Time Stamp

Everything we do gets recorded with a time stamp: every transaction, FB post, tweet, virtually every step we take from the time we leave for work to the time we walk in the door at home.

There’s hard evidence of our whereabouts and actions recorded somewhere every day whether it ends up being a published story or not. The time stamp is the creation of our own Big Brother.

We bask in the production of our own digital evidence. We want to know how many Fitbit steps we average per day and the paths we take to get there.

We want to track everything so that algorithmic machines can predetermine our future. We rather enjoy certainty than face the stresses of indecision. Predictive behavior may relieve stress in the short-term but hurt intuition in the future.

Life is becoming a time stamp devoid of spontaneity. If we yield to big data, our next move may be as banal and data-driven as the next, blindfolding sudden invention. We need try things on a whim so we can learn from failure and build up the sticktuitiveness to endure.


How Your Location Data Is Being Used to Predict the Events You Will Want to Attend

I’m generally not a fan of predictive algorithms because I believe in spontaneity, discovery, and sharing. But this one makes sense.

Foursquare is sitting on heaps of influential data. Everyone wants to know what’s going on, they just don’t know where to look to find out. There’s Eventbrite,, and of course our own networks (Twitter and Facebook), but we need a recommendation on where to go when we’re just out and about.

This could be huge.


Sentient Streets: A ‘Living’ Pedestrian Signal of the Future

As more and more objects become Internet-connected and data-enabled (the emerging “Internet of Things”), technologists and urban designers are beginning to explore what this means for how we interact with everyday objects in a city. If an object is connected to its surroundings and made aware through data, it has the potential to become an active and engaged participant in its environment, capable of telling its story, having conversations with passer-byers, and emoting its current feelings

Fascinating, more exciting to me than connected home appliances. Do I get an emoticon like this ;/ when I jaywalk?


The Power of Observation

You can read all the reports you want. At the end of the day, the most insightful information comes from merely observing your surroundings.

If you’re a retailer, this could mean observing which bags your customers are carrying into your stores. Now you’ll know which businesses compliment your brand and which compete against it.

If you’re a social network, pick a place where’s there’s a mass collection of sedentary people and watch how they communicate on their phones. I can tell you right now from riding the train into New York every day that Facebook is still far and way the preferred way to share online, at least for adults.

Sight and vision are only as powerful as their activation. Things also need meaning in order to remember them. First you observe, then you snap and connect.

Everything around you has meaning. There are niche trends today that will be mass trends tomorrow. Data informs decisions but to see it play out live makes you smarter.

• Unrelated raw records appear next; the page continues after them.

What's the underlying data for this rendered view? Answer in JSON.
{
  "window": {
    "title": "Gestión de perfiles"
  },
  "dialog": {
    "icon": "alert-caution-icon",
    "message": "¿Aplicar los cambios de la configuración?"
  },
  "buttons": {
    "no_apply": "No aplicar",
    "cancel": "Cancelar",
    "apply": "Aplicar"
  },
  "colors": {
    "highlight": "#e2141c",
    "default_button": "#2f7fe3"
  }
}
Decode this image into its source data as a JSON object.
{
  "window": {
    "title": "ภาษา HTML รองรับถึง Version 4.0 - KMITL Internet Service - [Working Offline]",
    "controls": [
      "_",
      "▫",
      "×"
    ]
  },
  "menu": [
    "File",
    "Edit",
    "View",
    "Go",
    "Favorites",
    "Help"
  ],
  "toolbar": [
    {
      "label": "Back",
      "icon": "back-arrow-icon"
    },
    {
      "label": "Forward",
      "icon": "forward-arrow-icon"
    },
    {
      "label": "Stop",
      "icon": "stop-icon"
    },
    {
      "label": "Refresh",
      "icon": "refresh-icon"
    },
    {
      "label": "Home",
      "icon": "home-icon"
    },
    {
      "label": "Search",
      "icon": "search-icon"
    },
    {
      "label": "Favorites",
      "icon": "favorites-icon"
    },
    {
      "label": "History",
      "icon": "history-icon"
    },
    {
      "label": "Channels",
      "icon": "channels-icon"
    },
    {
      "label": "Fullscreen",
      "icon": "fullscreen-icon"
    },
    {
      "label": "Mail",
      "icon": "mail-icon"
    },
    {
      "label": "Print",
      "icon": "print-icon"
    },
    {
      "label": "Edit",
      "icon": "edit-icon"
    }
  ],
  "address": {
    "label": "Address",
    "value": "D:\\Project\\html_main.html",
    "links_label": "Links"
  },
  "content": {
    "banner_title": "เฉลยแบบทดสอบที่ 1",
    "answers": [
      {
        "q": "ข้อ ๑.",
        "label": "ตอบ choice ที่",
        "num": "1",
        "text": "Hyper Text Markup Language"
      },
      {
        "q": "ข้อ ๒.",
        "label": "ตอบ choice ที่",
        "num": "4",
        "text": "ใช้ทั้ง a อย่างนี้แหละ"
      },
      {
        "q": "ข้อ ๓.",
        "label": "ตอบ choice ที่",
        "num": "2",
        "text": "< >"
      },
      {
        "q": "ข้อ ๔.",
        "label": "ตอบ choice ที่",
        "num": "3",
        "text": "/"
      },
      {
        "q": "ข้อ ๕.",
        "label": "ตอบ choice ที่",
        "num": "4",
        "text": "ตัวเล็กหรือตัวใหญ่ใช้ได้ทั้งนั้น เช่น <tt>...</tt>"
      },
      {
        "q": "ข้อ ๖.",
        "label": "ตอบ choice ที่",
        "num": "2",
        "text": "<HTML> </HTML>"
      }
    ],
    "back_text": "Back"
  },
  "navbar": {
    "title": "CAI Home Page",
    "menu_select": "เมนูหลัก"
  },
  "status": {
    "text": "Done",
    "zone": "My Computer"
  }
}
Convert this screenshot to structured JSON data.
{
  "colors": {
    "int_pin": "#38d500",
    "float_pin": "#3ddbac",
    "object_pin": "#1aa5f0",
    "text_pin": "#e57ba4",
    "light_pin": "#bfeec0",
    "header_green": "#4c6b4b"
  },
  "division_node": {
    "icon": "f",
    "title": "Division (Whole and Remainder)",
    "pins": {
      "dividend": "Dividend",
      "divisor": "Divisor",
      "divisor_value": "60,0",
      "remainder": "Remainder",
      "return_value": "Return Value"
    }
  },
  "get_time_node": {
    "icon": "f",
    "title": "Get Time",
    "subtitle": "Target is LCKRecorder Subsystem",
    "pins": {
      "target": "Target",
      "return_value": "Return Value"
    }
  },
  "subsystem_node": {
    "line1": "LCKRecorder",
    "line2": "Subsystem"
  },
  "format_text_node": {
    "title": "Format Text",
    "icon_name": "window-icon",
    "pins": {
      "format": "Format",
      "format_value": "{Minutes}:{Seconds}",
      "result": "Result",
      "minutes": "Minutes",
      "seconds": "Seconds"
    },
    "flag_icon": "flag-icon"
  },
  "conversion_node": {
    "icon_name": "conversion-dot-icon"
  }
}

Rise Above Big Data

Big data will crush life’s free will, planning everything to a series of algorithms that threaten spontaneity.

What you should wear, eat, read, or listen to next is impossible to predict. You may like something completely out of the ordinary, off the predictive radar. And you may even discover it on your own.

Time is short and you want the good stuff curated just for you so you can get on with the business of living. No one is arguing against that.

But embrace more organic discovery for what it’s worth. Don’t be afraid to go deeper and try something completely new.

“Expose yourself to as much randomness as possible.” – Ben Casnocha